──────── Available data ────────

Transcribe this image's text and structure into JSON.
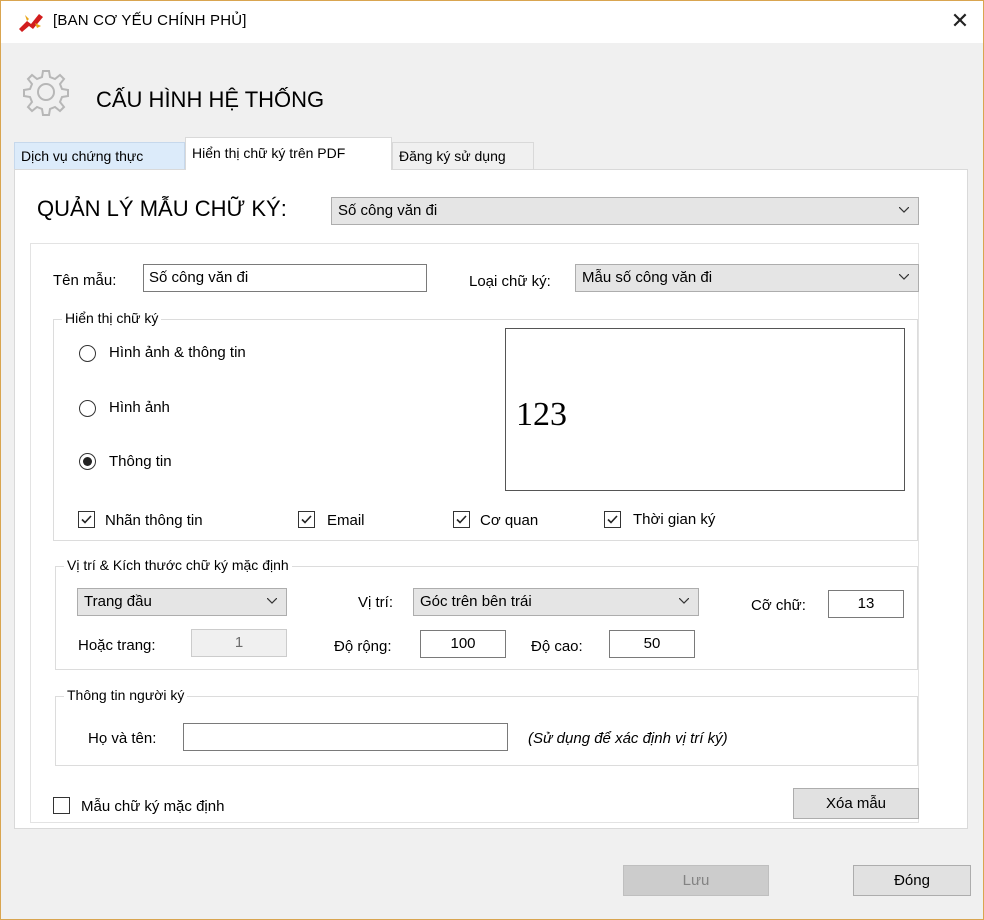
{
  "window": {
    "title": "[BAN CƠ YẾU CHÍNH PHỦ]",
    "close_glyph": "✕"
  },
  "header": {
    "title": "CẤU HÌNH HỆ THỐNG",
    "icon": "gear-icon"
  },
  "tabs": [
    {
      "label": "Dịch vụ chứng thực",
      "selected": false
    },
    {
      "label": "Hiển thị chữ ký trên PDF",
      "selected": true
    },
    {
      "label": "Đăng ký sử dụng",
      "selected": false
    }
  ],
  "template_manager": {
    "label": "QUẢN LÝ MẪU CHỮ KÝ:",
    "selected": "Số công văn đi"
  },
  "template_name": {
    "label": "Tên mẫu:",
    "value": "Số công văn đi"
  },
  "signature_type": {
    "label": "Loại chữ ký:",
    "selected": "Mẫu số công văn đi"
  },
  "display_group": {
    "title": "Hiển thị chữ ký",
    "options": [
      {
        "label": "Hình ảnh & thông tin",
        "selected": false
      },
      {
        "label": "Hình ảnh",
        "selected": false
      },
      {
        "label": "Thông tin",
        "selected": true
      }
    ],
    "preview_text": "123",
    "checkboxes": [
      {
        "label": "Nhãn thông tin",
        "checked": true
      },
      {
        "label": "Email",
        "checked": true
      },
      {
        "label": "Cơ quan",
        "checked": true
      },
      {
        "label": "Thời gian ký",
        "checked": true
      }
    ]
  },
  "position_group": {
    "title": "Vị trí  & Kích thước chữ ký mặc định",
    "page_select": "Trang đầu",
    "position_label": "Vị trí:",
    "position_select": "Góc trên bên trái",
    "font_size_label": "Cỡ chữ:",
    "font_size_value": "13",
    "or_page_label": "Hoặc trang:",
    "or_page_value": "1",
    "width_label": "Độ rộng:",
    "width_value": "100",
    "height_label": "Độ cao:",
    "height_value": "50"
  },
  "signer_group": {
    "title": "Thông tin người ký",
    "name_label": "Họ và tên:",
    "name_value": "",
    "hint": "(Sử dụng để xác định vị trí ký)"
  },
  "default_template": {
    "label": "Mẫu chữ ký mặc định",
    "checked": false
  },
  "buttons": {
    "delete": "Xóa mẫu",
    "save": "Lưu",
    "close": "Đóng"
  },
  "colors": {
    "accent_border": "#d9a550",
    "tab_blue": "#dcebfa",
    "logo_red": "#d21d1d"
  }
}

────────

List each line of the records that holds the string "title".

    "title": "[BAN CƠ YẾU CHÍNH PHỦ]",
    "title": "CẤU HÌNH HỆ THỐNG",
    "title": "Hiển thị chữ ký",
    "title": "Vị trí  & Kích thước chữ ký mặc định",
    "title": "Thông tin người ký",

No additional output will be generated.